## Try it
Pick out the lines below with "here" and list them.

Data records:
┌──
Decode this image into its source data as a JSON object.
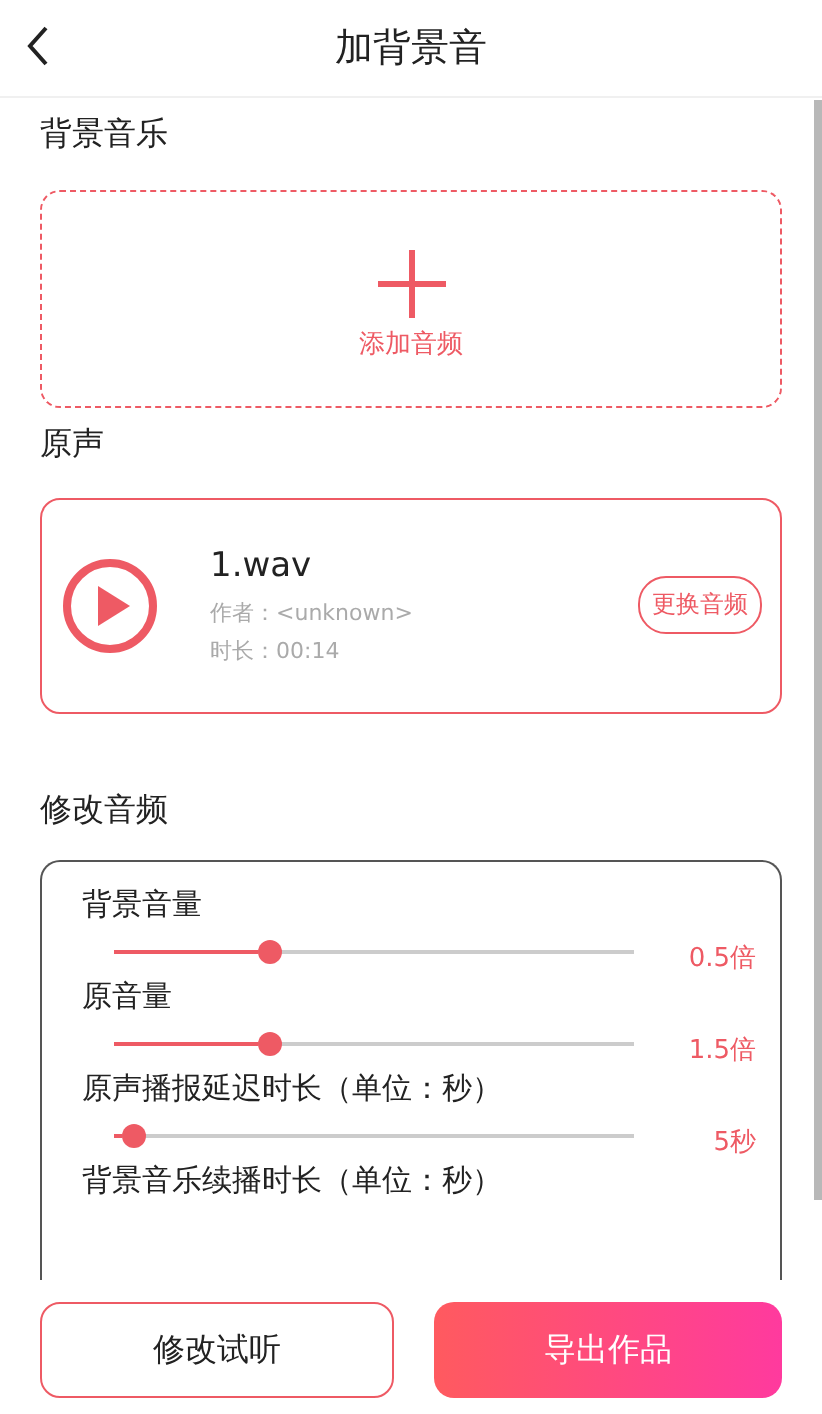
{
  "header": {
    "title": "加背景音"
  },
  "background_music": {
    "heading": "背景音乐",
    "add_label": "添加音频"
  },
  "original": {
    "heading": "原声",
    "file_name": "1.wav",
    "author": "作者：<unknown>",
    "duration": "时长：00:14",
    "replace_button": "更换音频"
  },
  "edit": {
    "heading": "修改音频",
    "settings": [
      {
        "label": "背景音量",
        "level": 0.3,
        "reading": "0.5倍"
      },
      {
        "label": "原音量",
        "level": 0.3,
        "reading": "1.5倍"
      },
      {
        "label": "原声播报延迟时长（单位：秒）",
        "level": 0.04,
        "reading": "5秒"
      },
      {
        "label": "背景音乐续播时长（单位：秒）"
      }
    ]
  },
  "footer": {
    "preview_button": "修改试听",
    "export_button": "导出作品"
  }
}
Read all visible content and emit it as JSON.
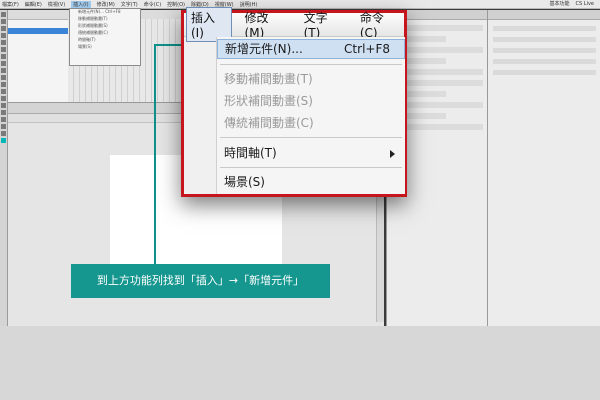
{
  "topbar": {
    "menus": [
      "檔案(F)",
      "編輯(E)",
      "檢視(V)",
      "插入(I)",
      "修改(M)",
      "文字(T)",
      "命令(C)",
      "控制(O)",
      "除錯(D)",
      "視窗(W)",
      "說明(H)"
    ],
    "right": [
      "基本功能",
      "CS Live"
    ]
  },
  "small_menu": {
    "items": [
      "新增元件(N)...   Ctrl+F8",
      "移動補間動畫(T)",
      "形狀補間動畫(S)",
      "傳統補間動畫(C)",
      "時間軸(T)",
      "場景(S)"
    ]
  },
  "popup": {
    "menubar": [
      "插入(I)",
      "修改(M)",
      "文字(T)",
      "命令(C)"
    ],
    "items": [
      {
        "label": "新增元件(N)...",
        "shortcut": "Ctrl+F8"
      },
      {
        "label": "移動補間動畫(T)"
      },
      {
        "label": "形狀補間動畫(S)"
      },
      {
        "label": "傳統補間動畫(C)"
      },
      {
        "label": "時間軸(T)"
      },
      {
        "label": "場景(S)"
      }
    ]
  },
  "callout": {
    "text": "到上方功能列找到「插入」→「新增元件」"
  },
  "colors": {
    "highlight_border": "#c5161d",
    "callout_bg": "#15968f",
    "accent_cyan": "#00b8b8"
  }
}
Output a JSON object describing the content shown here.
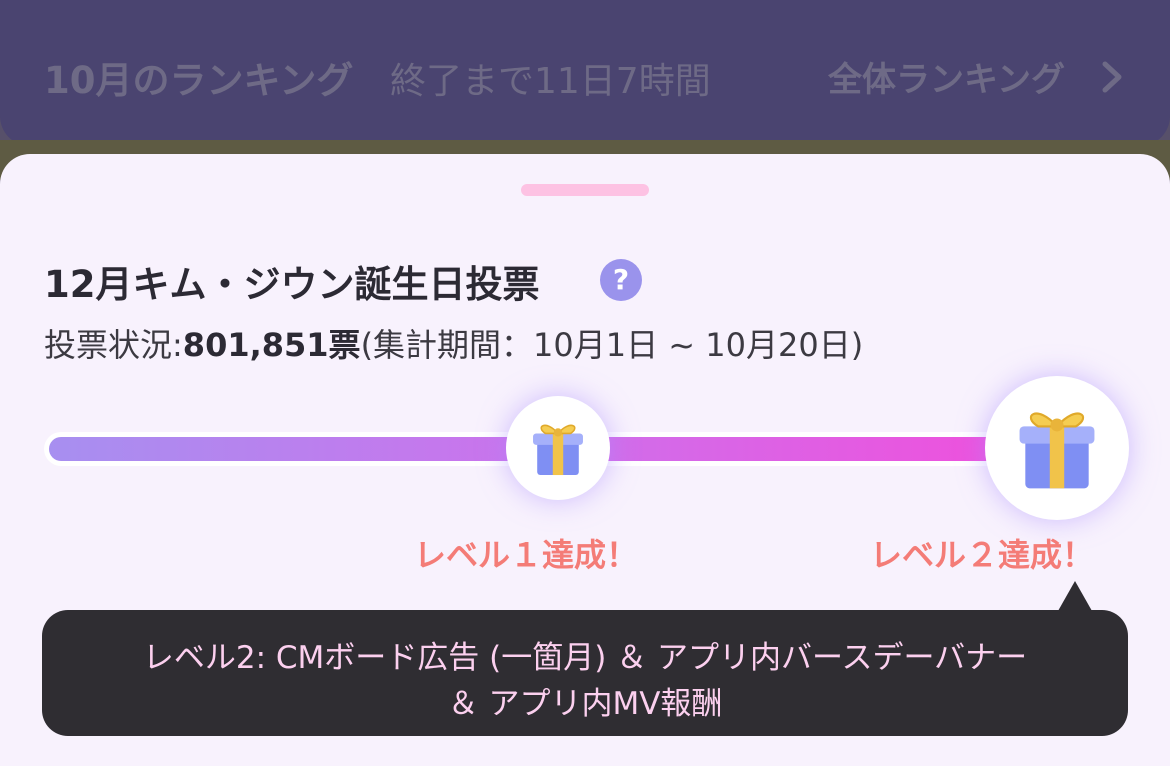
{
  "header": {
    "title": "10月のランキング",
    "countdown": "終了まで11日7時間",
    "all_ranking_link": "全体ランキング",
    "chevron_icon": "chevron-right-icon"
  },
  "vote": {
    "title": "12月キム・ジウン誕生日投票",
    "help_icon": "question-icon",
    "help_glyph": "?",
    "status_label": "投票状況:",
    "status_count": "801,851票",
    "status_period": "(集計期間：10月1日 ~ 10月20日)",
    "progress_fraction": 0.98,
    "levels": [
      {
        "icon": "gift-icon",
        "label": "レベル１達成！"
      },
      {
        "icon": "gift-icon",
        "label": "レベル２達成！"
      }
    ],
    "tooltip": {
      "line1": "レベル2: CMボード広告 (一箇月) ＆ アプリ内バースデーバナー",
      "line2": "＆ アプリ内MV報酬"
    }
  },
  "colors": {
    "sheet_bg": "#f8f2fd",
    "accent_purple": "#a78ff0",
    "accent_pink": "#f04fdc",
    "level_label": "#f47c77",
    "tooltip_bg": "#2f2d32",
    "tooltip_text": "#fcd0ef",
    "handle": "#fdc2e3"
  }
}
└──
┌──
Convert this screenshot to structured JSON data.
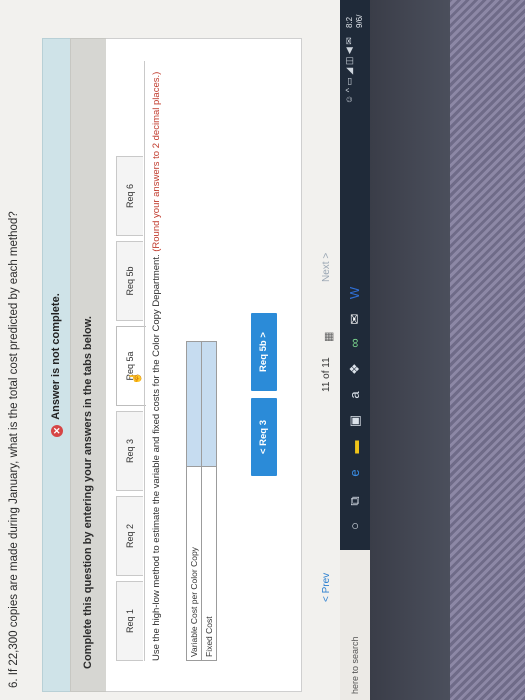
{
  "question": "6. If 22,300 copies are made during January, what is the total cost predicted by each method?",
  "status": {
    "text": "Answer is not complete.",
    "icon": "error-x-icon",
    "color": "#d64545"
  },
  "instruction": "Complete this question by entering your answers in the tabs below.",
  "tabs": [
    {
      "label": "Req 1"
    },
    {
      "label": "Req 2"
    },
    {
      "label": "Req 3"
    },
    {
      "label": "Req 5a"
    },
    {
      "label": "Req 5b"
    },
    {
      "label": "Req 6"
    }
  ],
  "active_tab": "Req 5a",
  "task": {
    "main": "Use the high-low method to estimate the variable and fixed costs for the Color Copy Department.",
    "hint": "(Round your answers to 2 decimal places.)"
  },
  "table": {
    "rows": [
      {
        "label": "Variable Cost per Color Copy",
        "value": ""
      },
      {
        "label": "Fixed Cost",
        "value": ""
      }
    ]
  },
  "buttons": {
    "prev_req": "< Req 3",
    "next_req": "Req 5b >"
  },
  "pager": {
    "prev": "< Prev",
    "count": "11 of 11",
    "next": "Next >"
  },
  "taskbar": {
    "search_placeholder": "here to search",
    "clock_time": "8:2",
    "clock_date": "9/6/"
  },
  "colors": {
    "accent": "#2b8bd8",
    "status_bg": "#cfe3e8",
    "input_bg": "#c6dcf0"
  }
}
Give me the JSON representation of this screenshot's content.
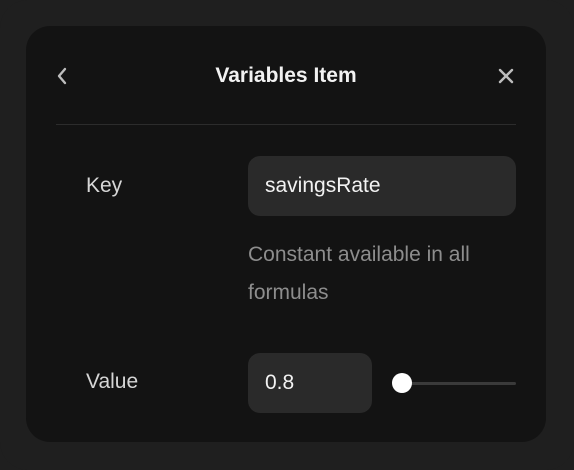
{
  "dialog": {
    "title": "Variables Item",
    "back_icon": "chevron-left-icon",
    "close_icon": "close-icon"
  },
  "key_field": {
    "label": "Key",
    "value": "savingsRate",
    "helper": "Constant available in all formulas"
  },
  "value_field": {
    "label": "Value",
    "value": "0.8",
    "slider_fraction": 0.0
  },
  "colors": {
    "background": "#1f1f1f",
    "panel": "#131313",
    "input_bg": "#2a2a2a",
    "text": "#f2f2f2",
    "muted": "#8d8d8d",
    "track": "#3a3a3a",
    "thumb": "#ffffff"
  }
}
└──
## Response for this exercise
Output a JSON object describing the content shown here.
    "search_placeholder": "here to search",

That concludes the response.